One Hundred Years of Solitude - Chapter 4

   The following Saturday Jos?Arcadio Buendía put on his dark suit, his celluloid collar, and the deerskin boots that he had worn for the first time the night of the party, and went to ask for the hand of Remedios Moscote. The magistrate and his wife received him, pleased and worried at the same time, for they did not know the reason for the unexpected visit, and then they thought that he was confused about the name of the intended bride. In order to remove the mistake, the mother woke Remedios up and carried her into the living room, still drowsy from sleep. They asked her if it was true that she had decided to get married, and she answered, whimpering, that she only wanted them to let her sleep. Jos?Arcadio Buendía, understanding the distress of the Moscotes, went to clear things up with Aureliano. When he returned, the Moscotes had put on formal clothing, had rearranged the furniture and put fresh flowers in the vases, and were waiting in the company of their older daughters.
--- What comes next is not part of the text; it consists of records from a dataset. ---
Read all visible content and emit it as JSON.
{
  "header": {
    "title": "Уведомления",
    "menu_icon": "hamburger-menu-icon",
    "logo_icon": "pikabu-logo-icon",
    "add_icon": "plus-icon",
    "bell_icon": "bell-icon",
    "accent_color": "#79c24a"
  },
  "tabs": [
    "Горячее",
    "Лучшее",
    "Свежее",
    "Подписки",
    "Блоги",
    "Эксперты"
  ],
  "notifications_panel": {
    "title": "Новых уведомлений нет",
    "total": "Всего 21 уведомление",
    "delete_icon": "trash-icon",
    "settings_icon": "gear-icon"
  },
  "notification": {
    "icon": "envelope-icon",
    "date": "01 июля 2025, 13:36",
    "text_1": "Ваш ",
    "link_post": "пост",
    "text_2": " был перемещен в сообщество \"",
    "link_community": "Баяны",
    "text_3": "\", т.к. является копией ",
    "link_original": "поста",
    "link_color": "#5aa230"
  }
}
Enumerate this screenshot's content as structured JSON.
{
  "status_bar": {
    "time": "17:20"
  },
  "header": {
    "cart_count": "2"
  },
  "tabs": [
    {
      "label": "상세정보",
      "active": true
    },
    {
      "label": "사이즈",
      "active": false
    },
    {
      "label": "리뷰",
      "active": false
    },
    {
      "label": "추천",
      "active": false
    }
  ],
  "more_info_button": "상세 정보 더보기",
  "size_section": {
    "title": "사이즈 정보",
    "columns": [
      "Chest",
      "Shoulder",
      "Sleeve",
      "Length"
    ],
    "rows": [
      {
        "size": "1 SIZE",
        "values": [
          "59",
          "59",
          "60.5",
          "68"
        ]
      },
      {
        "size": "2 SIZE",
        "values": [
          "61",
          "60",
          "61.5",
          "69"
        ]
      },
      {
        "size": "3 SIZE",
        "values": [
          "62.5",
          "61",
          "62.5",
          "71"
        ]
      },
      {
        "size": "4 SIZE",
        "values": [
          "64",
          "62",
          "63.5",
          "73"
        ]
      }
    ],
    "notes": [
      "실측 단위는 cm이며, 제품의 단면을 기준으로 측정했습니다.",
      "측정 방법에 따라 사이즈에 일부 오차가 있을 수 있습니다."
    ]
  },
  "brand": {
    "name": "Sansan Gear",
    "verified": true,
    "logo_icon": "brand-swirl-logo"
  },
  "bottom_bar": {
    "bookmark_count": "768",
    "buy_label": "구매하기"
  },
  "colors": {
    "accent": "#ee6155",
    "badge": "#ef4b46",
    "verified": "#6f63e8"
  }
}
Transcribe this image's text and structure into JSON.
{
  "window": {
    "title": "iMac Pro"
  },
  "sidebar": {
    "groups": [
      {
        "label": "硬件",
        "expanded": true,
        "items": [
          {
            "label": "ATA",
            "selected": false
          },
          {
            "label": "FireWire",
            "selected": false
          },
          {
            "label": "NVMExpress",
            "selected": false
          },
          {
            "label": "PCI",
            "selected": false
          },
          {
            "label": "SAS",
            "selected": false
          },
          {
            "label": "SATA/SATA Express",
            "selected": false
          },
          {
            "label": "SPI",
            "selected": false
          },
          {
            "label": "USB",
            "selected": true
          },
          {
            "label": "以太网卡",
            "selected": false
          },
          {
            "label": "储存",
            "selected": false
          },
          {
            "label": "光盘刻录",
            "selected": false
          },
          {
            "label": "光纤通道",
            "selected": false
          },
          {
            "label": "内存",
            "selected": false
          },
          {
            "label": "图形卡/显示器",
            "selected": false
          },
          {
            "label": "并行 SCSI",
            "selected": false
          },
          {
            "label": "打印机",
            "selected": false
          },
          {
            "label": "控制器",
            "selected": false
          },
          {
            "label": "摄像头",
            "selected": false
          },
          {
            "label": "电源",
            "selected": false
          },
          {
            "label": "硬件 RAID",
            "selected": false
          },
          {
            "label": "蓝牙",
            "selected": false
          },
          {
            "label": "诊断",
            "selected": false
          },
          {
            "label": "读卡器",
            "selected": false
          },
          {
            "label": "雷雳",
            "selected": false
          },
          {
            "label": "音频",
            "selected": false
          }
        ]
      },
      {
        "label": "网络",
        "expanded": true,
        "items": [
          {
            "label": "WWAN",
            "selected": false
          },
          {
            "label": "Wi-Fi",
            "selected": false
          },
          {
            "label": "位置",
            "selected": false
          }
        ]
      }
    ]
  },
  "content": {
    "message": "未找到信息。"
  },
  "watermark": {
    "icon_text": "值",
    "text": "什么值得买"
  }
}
Overwhelmed by the unpleasantness of the occasion and the bothersome hard collar, Jos?Arcadio Buendía confirmed the fact that Remedios, indeed, was the chosen one. “It doesn’t make sense,?Don Apolinar Moscote said with consternation. “We have six other daughters, all unmarried, and at an age where they deserve it, who would be delighted to be the honorable wife of a gentleman as serious and hard-working as your son, and Aurelito lays his eyes precisely on the one who still wets her bed.?His wife, a well-preserved woman with afflicted eyelids and expression, scolded his mistake. When they finished the fruit punch, they willingly accepted Aureliano’s decision. Except that Se?ora Moscote begged the favor of speaking to ?rsula alone. Intrigued, protesting that they were involving her in men’s affairs, but really feeling deep emotion, ?rsula went to visit her the next day. A half hour later she returned with the news that Remedios had not reached puberty. Aureliano did not consider that a serious barrier. He had waited so long that he could wait as long as was necessary until his bride reached the age of conception.